Saliva tests are usually less accurate than urine tests, as there are techniques people can use to skew the results. However, some companies may require you to submit to a saliva drug test before offering employment. Studies have found that saliva tests can detect Klonopin in oral samples for up to 5 or 6 days.
Blood tests are not as commonly used as urine or saliva tests, as they are invasive and costly. However, these tests can detect Klonopin in your system for about two half-lives. This means you will test positive for Klonopin for a little over 3 days after your last use.
Lastly, hair follicle drug tests can detect any substance (including Klonopin) in your system for up to 90 days. Each one of your hair follicles has a blood vessel that feeds your hair growth cells, allowing any drugs you consume to travel to your hair. Since hair only grows about one-half-inch per month, follicle drug tests can detect substances for three months.
Which Factors Affect How Long Klonopin Stays in Your Body?
While there are general detection times that are common among most individuals, certain factors can affect how long Klonopin stays in your system. If you have been abusing Klonopin for several years, the substance will remain in your body longer than an individual who has only been using it for a few days.
Other factors that affect how long Klonopin stays in your body include:
- Overall health
- Weight/body fat percentage
- The pH of your urine
- Urine concentration
- The dosage you take.
- Frequency of use
- Liver health
Finding Help for Clonazepam Abuse and Addiction
If you or a loved one suffer from Klonopin abuse or addiction, recovery is possible. Long-term clonazepam abuse can put you at risk of developing physical health conditions, symptoms of mental illness, and life-threatening emergencies like overdoses. Attending a drug rehab program can provide you with the support and treatment you need to maintain long-term sobriety.
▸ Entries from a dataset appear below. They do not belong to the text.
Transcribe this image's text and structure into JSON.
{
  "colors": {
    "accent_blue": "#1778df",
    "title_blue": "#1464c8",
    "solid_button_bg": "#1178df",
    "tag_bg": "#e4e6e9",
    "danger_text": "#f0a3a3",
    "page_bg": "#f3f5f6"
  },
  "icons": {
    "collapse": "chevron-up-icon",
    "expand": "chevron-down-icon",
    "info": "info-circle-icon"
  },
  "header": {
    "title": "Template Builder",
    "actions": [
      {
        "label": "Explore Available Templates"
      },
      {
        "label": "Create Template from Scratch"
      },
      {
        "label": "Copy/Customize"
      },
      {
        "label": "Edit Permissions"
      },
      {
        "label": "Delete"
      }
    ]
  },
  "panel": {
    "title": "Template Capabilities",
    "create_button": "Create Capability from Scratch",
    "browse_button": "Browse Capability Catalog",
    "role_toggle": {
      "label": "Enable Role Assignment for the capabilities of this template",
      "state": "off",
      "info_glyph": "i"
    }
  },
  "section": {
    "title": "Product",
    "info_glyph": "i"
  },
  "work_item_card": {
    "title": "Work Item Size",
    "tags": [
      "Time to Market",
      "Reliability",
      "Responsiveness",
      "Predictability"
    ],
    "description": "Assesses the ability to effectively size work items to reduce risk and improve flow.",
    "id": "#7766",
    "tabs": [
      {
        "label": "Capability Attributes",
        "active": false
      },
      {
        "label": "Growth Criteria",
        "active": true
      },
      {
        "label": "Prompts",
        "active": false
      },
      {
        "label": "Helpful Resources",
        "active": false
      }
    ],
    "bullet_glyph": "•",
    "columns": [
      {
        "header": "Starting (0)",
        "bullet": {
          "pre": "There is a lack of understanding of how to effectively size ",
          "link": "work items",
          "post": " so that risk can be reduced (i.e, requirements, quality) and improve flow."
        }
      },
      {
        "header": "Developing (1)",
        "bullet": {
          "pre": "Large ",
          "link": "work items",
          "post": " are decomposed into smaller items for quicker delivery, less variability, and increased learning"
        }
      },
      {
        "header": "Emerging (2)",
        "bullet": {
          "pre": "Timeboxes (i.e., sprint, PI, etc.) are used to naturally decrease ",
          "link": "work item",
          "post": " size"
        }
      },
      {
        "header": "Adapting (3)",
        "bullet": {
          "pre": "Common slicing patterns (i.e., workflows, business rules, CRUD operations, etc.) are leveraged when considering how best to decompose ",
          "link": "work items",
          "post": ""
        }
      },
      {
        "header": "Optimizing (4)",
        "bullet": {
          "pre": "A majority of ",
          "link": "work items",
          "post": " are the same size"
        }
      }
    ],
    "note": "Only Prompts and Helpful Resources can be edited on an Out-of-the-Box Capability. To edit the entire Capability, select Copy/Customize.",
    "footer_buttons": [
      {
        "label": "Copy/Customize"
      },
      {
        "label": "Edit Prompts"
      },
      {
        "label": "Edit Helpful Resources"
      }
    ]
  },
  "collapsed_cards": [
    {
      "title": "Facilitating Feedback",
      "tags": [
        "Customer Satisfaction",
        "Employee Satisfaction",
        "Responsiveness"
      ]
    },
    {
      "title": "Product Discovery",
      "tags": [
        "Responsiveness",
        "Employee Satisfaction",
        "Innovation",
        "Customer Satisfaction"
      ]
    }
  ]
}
To learn more about our benzodiazepine addiction treatment program, contact Carolina Center for Recovery today.
Medically Reviewed: March 15, 2023
All of the information on this page has been reviewed and verified by a certified addiction professional.